━━━ RECORDS TO PROCESS
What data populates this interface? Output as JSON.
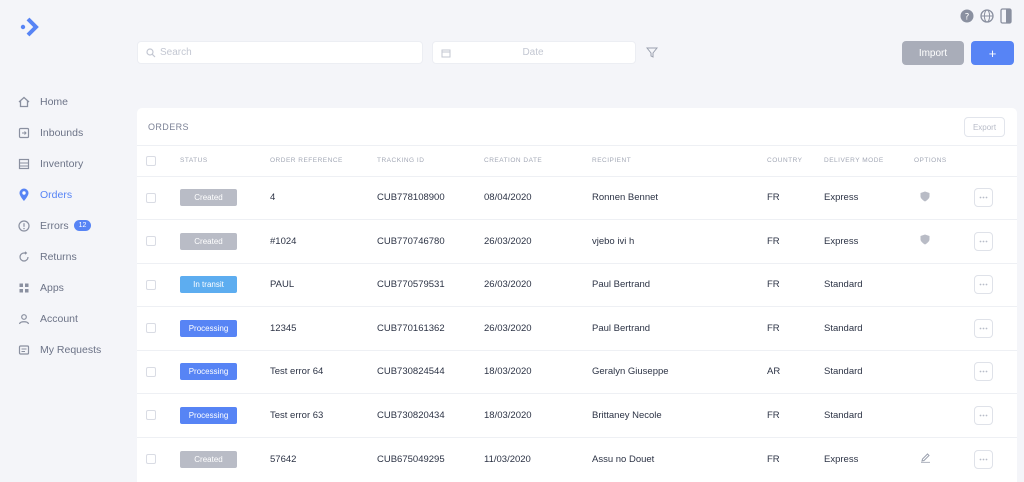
{
  "brand": {
    "logo_icon": "arrow-logo-icon",
    "accent": "#5784f5"
  },
  "header": {
    "icons": [
      "help-icon",
      "globe-icon",
      "panel-icon"
    ],
    "search_placeholder": "Search",
    "date_placeholder": "Date",
    "import_label": "Import",
    "add_label": "+"
  },
  "sidebar": {
    "items": [
      {
        "label": "Home",
        "icon": "home-icon"
      },
      {
        "label": "Inbounds",
        "icon": "inbounds-icon"
      },
      {
        "label": "Inventory",
        "icon": "inventory-icon"
      },
      {
        "label": "Orders",
        "icon": "location-pin-icon",
        "active": true
      },
      {
        "label": "Errors",
        "icon": "error-icon",
        "badge": "12"
      },
      {
        "label": "Returns",
        "icon": "returns-icon"
      },
      {
        "label": "Apps",
        "icon": "apps-grid-icon"
      },
      {
        "label": "Account",
        "icon": "user-icon"
      },
      {
        "label": "My Requests",
        "icon": "requests-icon"
      }
    ]
  },
  "orders": {
    "title": "ORDERS",
    "export_label": "Export",
    "columns": [
      "STATUS",
      "ORDER REFERENCE",
      "TRACKING ID",
      "CREATION DATE",
      "RECIPIENT",
      "COUNTRY",
      "DELIVERY MODE",
      "OPTIONS"
    ],
    "rows": [
      {
        "status": "Created",
        "status_kind": "created",
        "reference": "4",
        "tracking": "CUB778108900",
        "date": "08/04/2020",
        "recipient": "Ronnen Bennet",
        "country": "FR",
        "mode": "Express",
        "option_icon": "shield-icon"
      },
      {
        "status": "Created",
        "status_kind": "created",
        "reference": "#1024",
        "tracking": "CUB770746780",
        "date": "26/03/2020",
        "recipient": "vjebo ivi h",
        "country": "FR",
        "mode": "Express",
        "option_icon": "shield-icon"
      },
      {
        "status": "In transit",
        "status_kind": "transit",
        "reference": "PAUL",
        "tracking": "CUB770579531",
        "date": "26/03/2020",
        "recipient": "Paul Bertrand",
        "country": "FR",
        "mode": "Standard",
        "option_icon": ""
      },
      {
        "status": "Processing",
        "status_kind": "processing",
        "reference": "12345",
        "tracking": "CUB770161362",
        "date": "26/03/2020",
        "recipient": "Paul Bertrand",
        "country": "FR",
        "mode": "Standard",
        "option_icon": ""
      },
      {
        "status": "Processing",
        "status_kind": "processing",
        "reference": "Test error 64",
        "tracking": "CUB730824544",
        "date": "18/03/2020",
        "recipient": "Geralyn Giuseppe",
        "country": "AR",
        "mode": "Standard",
        "option_icon": ""
      },
      {
        "status": "Processing",
        "status_kind": "processing",
        "reference": "Test error 63",
        "tracking": "CUB730820434",
        "date": "18/03/2020",
        "recipient": "Brittaney Necole",
        "country": "FR",
        "mode": "Standard",
        "option_icon": ""
      },
      {
        "status": "Created",
        "status_kind": "created",
        "reference": "57642",
        "tracking": "CUB675049295",
        "date": "11/03/2020",
        "recipient": "Assu no Douet",
        "country": "FR",
        "mode": "Express",
        "option_icon": "pencil-icon"
      }
    ]
  },
  "colors": {
    "created": "#b9bcc6",
    "in_transit": "#5dadf0",
    "processing": "#5784f5",
    "import_button": "#a9adb9"
  }
}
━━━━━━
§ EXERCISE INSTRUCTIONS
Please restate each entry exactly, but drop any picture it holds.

§ SOLUTION TO THIS EXERCISE
What data populates this interface? Output as JSON.
{
  "brand": {
    "logo_icon": "arrow-logo-icon",
    "accent": "#5784f5"
  },
  "header": {
    "icons": [
      "help-icon",
      "globe-icon",
      "panel-icon"
    ],
    "search_placeholder": "Search",
    "date_placeholder": "Date",
    "import_label": "Import",
    "add_label": "+"
  },
  "sidebar": {
    "items": [
      {
        "label": "Home",
        "icon": "home-icon"
      },
      {
        "label": "Inbounds",
        "icon": "inbounds-icon"
      },
      {
        "label": "Inventory",
        "icon": "inventory-icon"
      },
      {
        "label": "Orders",
        "icon": "location-pin-icon",
        "active": true
      },
      {
        "label": "Errors",
        "icon": "error-icon",
        "badge": "12"
      },
      {
        "label": "Returns",
        "icon": "returns-icon"
      },
      {
        "label": "Apps",
        "icon": "apps-grid-icon"
      },
      {
        "label": "Account",
        "icon": "user-icon"
      },
      {
        "label": "My Requests",
        "icon": "requests-icon"
      }
    ]
  },
  "orders": {
    "title": "ORDERS",
    "export_label": "Export",
    "columns": [
      "STATUS",
      "ORDER REFERENCE",
      "TRACKING ID",
      "CREATION DATE",
      "RECIPIENT",
      "COUNTRY",
      "DELIVERY MODE",
      "OPTIONS"
    ],
    "rows": [
      {
        "status": "Created",
        "status_kind": "created",
        "reference": "4",
        "tracking": "CUB778108900",
        "date": "08/04/2020",
        "recipient": "Ronnen Bennet",
        "country": "FR",
        "mode": "Express",
        "option_icon": "shield-icon"
      },
      {
        "status": "Created",
        "status_kind": "created",
        "reference": "#1024",
        "tracking": "CUB770746780",
        "date": "26/03/2020",
        "recipient": "vjebo ivi h",
        "country": "FR",
        "mode": "Express",
        "option_icon": "shield-icon"
      },
      {
        "status": "In transit",
        "status_kind": "transit",
        "reference": "PAUL",
        "tracking": "CUB770579531",
        "date": "26/03/2020",
        "recipient": "Paul Bertrand",
        "country": "FR",
        "mode": "Standard",
        "option_icon": ""
      },
      {
        "status": "Processing",
        "status_kind": "processing",
        "reference": "12345",
        "tracking": "CUB770161362",
        "date": "26/03/2020",
        "recipient": "Paul Bertrand",
        "country": "FR",
        "mode": "Standard",
        "option_icon": ""
      },
      {
        "status": "Processing",
        "status_kind": "processing",
        "reference": "Test error 64",
        "tracking": "CUB730824544",
        "date": "18/03/2020",
        "recipient": "Geralyn Giuseppe",
        "country": "AR",
        "mode": "Standard",
        "option_icon": ""
      },
      {
        "status": "Processing",
        "status_kind": "processing",
        "reference": "Test error 63",
        "tracking": "CUB730820434",
        "date": "18/03/2020",
        "recipient": "Brittaney Necole",
        "country": "FR",
        "mode": "Standard",
        "option_icon": ""
      },
      {
        "status": "Created",
        "status_kind": "created",
        "reference": "57642",
        "tracking": "CUB675049295",
        "date": "11/03/2020",
        "recipient": "Assu no Douet",
        "country": "FR",
        "mode": "Express",
        "option_icon": "pencil-icon"
      }
    ]
  },
  "colors": {
    "created": "#b9bcc6",
    "in_transit": "#5dadf0",
    "processing": "#5784f5",
    "import_button": "#a9adb9"
  }
}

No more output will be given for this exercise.